The extraction screen is intended to represent a worst-case scenario of potential leachables. The studies are designed to mimic shelf-life under extreme conditions. The leachables assessment is the final step in the evaluation process. The core concepts of analysis and AET previously discussed are applied to aged drug product. Drug product, aged under accelerated conditions, is analyzed for the same range of compounds. In this context, however, if these compounds are observed, they can be considered bona fide leachables rather than potential leachables. Moving forward, the applicant will have to consider next steps by referring to a toxicologist for recommendations on specific compounds, validating methods for monitoring target compounds on stability, or in the event no leachables are observed, justifying completion of the leachables assessment.
The completeness of an extractables and leachables assessment hinges on the goals of the study. If scientifically sound principles are used to justify the study design, parameters appropriate for the drug product surface interaction, and a sufficiently conservative AET are selected, then an applicant can confidently conclude whether their packaging system is suitable for its intended use and free from process equipment-related leachables. A leachables assessment of aged drug product will support the justification of compliance or direct the continued monitoring over time, if compounds are observed.

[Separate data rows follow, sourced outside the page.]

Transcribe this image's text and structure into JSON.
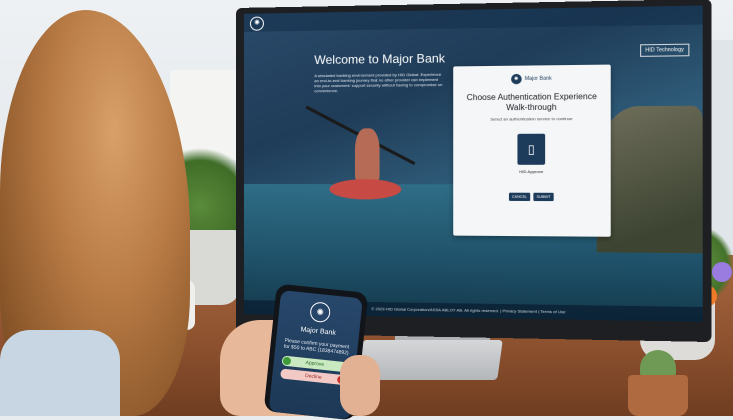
{
  "screen": {
    "badge": "HID Technology",
    "welcome_title": "Welcome to Major Bank",
    "intro_text": "A simulated banking environment provided by HID Global. Experience an end-to-end banking journey that no other provider can implement into your customers' support security without having to compromise on convenience.",
    "footer": "© 2023 HID Global Corporation/ASSA ABLOY AB. All rights reserved.  |  Privacy Statement  |  Terms of Use"
  },
  "card": {
    "brand": "Major Bank",
    "heading": "Choose Authentication Experience Walk-through",
    "subheading": "Select an authentication service to continue",
    "option_label": "HID Approve",
    "cancel_label": "CANCEL",
    "submit_label": "SUBMIT"
  },
  "phone": {
    "title": "Major Bank",
    "message": "Please confirm your payment for $50 to ABC (1838474892)",
    "approve_label": "Approve",
    "decline_label": "Decline"
  },
  "colors": {
    "brand_navy": "#1d3b5a",
    "approve_green": "#c9e9c0",
    "decline_red": "#f3c9c6"
  },
  "icons": {
    "logo": "bank-seal-icon",
    "option": "phone-approve-icon"
  }
}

The implications of upcoming regulatory guidelines have the potential to compromise the timelines of pharmaceutical and biopharmaceutical applicants as vendors implement internal strategies to align with evolving regulation. After significant industry feedback, applicants were permitted to defer to the original <661>, but the implementation window for chapters <661.1> and <661.2> closes in early 2020. The draft chapters <665> and <1665> are in the pipeline. Therefore, it is imperative to understand the underlying principles of foundation chapter <1663> and apply the concepts therein to prepare a complete assessment of potential leachables in drug product manufacturing or packaging systems.
- USP Chapter 661, Plastic Packaging and Their Materials of Construction, USP 41.

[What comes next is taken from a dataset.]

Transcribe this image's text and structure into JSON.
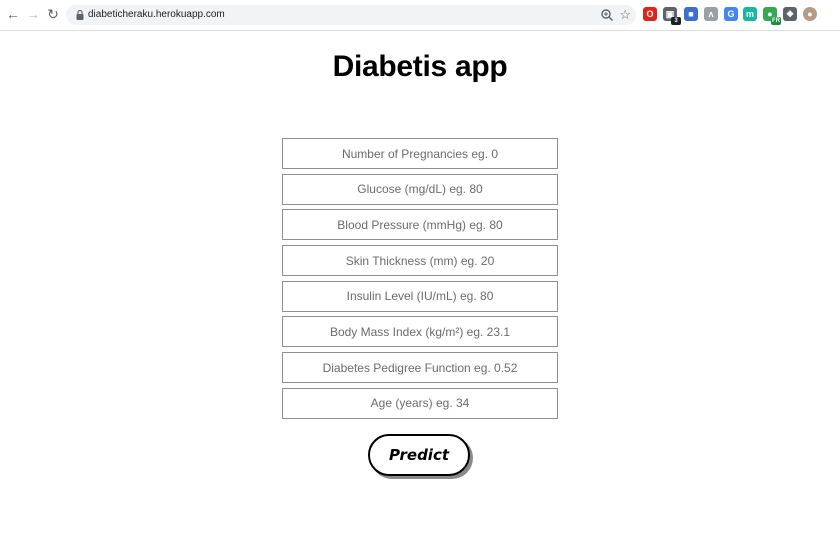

- SP Chapter 661.1, Plastic Materials of Construction, USP 41.
- USP Chapter 661.2, Plastic Packaging Systems for Pharmaceutical Use, USP 41.
- SP Chapter 1663, Assessment of Extractables Associated with Pharmaceutical Packaging/Delivery Systems, USP 41.

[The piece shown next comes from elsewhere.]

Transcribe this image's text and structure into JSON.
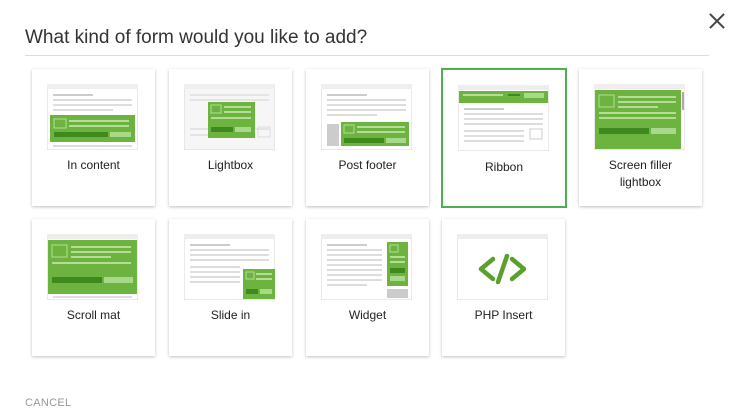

- USP Chapter 1664, Assessment of Leachables Associated with Pharmaceutical Packaging/Delivery Systems, USP 41.
- ICH M7, Assessment and Control of DNA Reactive (Mutagenic) Impurities in Pharmaceuticals to Limit Potential Carcinogenic Risk.
- The Product Quality Research Institute (PQRI) Leachables and Extractables Working Group Initiative for Parenteral and Ophthalmic Drug Product (PODP, PDA, J PharmaSci and Tech, 2013, 67 430-447.
- Draft USP Chapter 665, Polymeric Components and Systems Used in the Manufacture of Pharmaceutical and Biopharmaceutical Drug Product, USP Pharmacopeial Forum (PF) 43(3) [May–Jun. 2017].
- Draft USP Chapter 1665 Plastic Components and Systems Used to Manufacture Pharmaceutical Drug Products, USP Pharmacopeial Forum (PF) 43(3) [May–Jun. 2017].
To view this issue and all back issues online, please visit www.drug-dev.com.
Cheryl Johnson is the Commercial Development Manager of Biotechnology at Alcami. She has more than 15 years of industry experience in research and manufacturing scale laboratories, and her areas of expertise include analytical and preparative chromatography, mass spectrometry, method development, and validation with specialized knowledge of regulatory compliance relating to extractables and leachables. She joined Alcami in 2014 as a scientist and is a technical lead for Alcami’s Biotechnology and Structural Chemistry-related offerings.
Total Page Views: 1201